Exercise prompt: Go through the records below and copy out every line that contains the word "kind".

Input:
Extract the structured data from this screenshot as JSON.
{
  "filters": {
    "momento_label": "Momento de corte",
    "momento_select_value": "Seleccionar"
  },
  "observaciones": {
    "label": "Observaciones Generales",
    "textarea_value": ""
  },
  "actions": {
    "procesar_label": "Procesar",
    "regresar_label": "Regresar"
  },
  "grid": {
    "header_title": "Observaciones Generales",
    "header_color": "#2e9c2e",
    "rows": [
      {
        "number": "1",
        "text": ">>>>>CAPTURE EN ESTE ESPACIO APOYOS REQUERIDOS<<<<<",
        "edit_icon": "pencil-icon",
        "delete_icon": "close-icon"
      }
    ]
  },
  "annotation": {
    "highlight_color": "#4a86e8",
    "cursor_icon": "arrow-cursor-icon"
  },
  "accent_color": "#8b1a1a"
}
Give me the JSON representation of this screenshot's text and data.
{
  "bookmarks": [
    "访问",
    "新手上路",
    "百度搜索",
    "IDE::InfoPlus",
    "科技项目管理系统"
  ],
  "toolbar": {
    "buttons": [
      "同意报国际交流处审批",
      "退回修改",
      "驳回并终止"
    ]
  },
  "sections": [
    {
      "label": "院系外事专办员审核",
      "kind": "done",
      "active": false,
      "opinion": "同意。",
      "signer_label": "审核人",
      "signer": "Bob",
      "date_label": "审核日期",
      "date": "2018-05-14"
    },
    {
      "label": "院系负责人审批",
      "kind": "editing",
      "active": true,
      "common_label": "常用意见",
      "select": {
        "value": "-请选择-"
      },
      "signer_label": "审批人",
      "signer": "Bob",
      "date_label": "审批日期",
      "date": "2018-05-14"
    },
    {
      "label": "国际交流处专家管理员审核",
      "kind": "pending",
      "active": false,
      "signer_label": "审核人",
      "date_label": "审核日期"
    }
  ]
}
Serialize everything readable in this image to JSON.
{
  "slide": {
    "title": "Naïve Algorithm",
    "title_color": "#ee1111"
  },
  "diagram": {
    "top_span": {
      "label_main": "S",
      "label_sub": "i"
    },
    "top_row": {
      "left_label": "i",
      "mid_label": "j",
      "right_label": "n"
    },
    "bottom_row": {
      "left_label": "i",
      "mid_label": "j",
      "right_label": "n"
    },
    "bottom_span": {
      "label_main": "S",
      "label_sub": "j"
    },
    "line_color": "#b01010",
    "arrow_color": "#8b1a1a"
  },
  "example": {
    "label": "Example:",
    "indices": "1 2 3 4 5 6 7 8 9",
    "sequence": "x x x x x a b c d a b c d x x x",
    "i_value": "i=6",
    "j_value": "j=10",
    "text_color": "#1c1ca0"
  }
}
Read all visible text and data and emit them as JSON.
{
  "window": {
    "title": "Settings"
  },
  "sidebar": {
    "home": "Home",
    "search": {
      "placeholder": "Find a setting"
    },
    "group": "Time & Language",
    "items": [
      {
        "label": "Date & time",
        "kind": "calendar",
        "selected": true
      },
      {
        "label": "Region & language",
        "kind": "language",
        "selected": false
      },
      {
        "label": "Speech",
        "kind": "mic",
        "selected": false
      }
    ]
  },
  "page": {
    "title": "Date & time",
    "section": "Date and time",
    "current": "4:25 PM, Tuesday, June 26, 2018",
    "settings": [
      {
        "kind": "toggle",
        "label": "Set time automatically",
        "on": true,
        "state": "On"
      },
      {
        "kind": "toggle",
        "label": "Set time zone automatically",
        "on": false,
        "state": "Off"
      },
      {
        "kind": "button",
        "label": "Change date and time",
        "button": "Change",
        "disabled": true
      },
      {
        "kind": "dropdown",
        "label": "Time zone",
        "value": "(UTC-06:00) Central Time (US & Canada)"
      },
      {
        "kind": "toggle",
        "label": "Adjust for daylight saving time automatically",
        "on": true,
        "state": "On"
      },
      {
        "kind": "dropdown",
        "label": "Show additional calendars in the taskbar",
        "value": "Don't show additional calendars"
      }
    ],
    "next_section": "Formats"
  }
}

Written solution:
      "kind": "done",
      "kind": "editing",
      "kind": "pending",
        "kind": "calendar",
        "kind": "language",
        "kind": "mic",
        "kind": "toggle",
        "kind": "toggle",
        "kind": "button",
        "kind": "dropdown",
        "kind": "toggle",
        "kind": "dropdown",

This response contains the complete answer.